that every person should desire, and be able to earn a college degree. As we
have learned, college degrees make us more marketable and readily employable,
and I feel that pursuing any degree whether it is a two year or four-year
degree would give everyone more knowledge compared to just a high school
education. However, it has been confirmed by Porter that many students who come
from poverty-stricken families do not finish degrees requirements because of
financial burdens. In my opinion colleges and universities should take a closer
look at families of students who can not contribute to their children education
and offer other options besides high-interest loans (390). Also as Strohursh
and Wanner have protested that we are only hurting our economy more by giving
loans to families that have no way of repaying the loan (261). According to
Baum, Senior policy analyst for the college board declared,”We have a moral obligation
as a society to create the opportunity for as many students as possible to go

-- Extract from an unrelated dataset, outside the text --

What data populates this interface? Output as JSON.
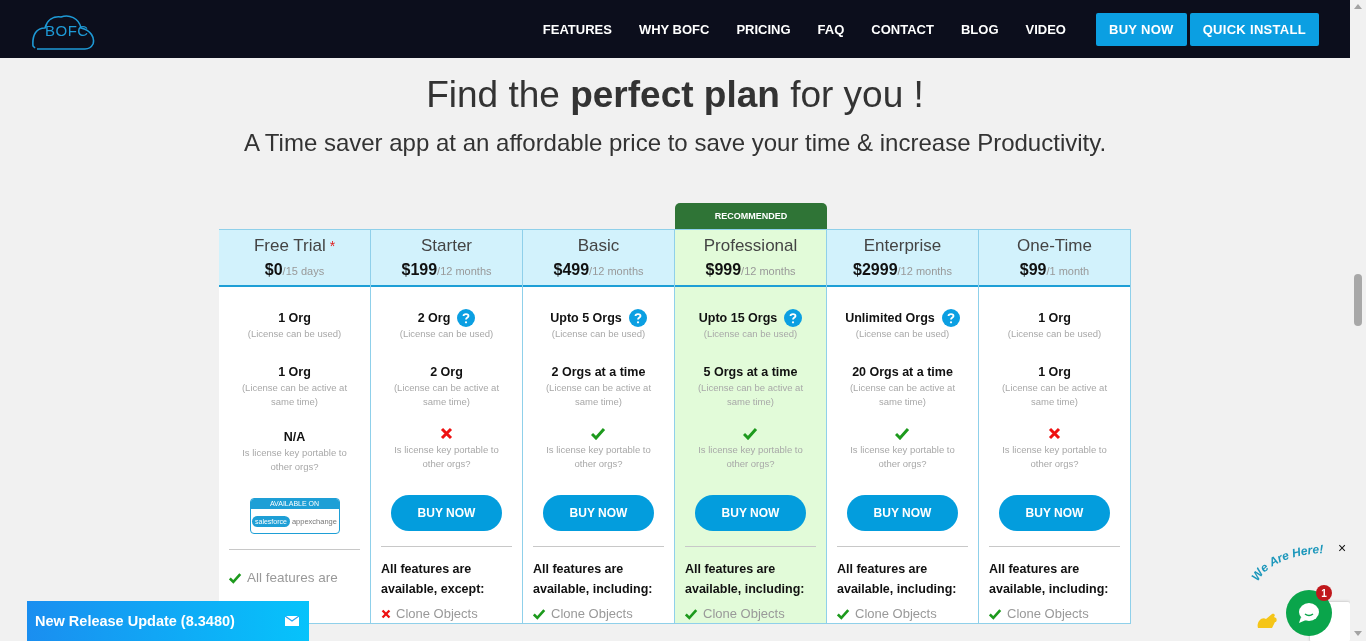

to college if they are motivated.” (Chronicle 401).  When a person becomes educated in higher
learning, and people that are more educated want the same for their children.
Educated families are more likely be able to contribute to their household
education funds without the use of financial aid or loans (Porter 391). Our
society must not overlook the amounts of people who cannot afford college
because higher education is the key to success in our country and no one should
be denied the option to pursue a degree to change their socioeconomic status
and lives in general.

            Given these points,
it is apparent that even though the cost of pursuing a college degree can be financially
challenging, the benefit of completing degree requirements are rewarding. As high
school has always been a milestone for young adults, the bar should be raised
for the benchmark to be a college degree of any kind. It is a proven fact that
a person makes more money in their lifetime with a college degree compared to a
to a person who has only earned a high school diploma. The society also knows
that the only jobs that do not require degrees are industry and vocational
careers. The possibilities are endless with a college degree added to a
person’s credentials. As Strohursh and Warren warned that the economy would be
hurt again by student debt so colleges and universities should warrant the
information for future references and understand the possibilities that could
weigh down the economy by ignoring the warning signs. Every student that wants
to pursue a degree should be able to do so without hindrance.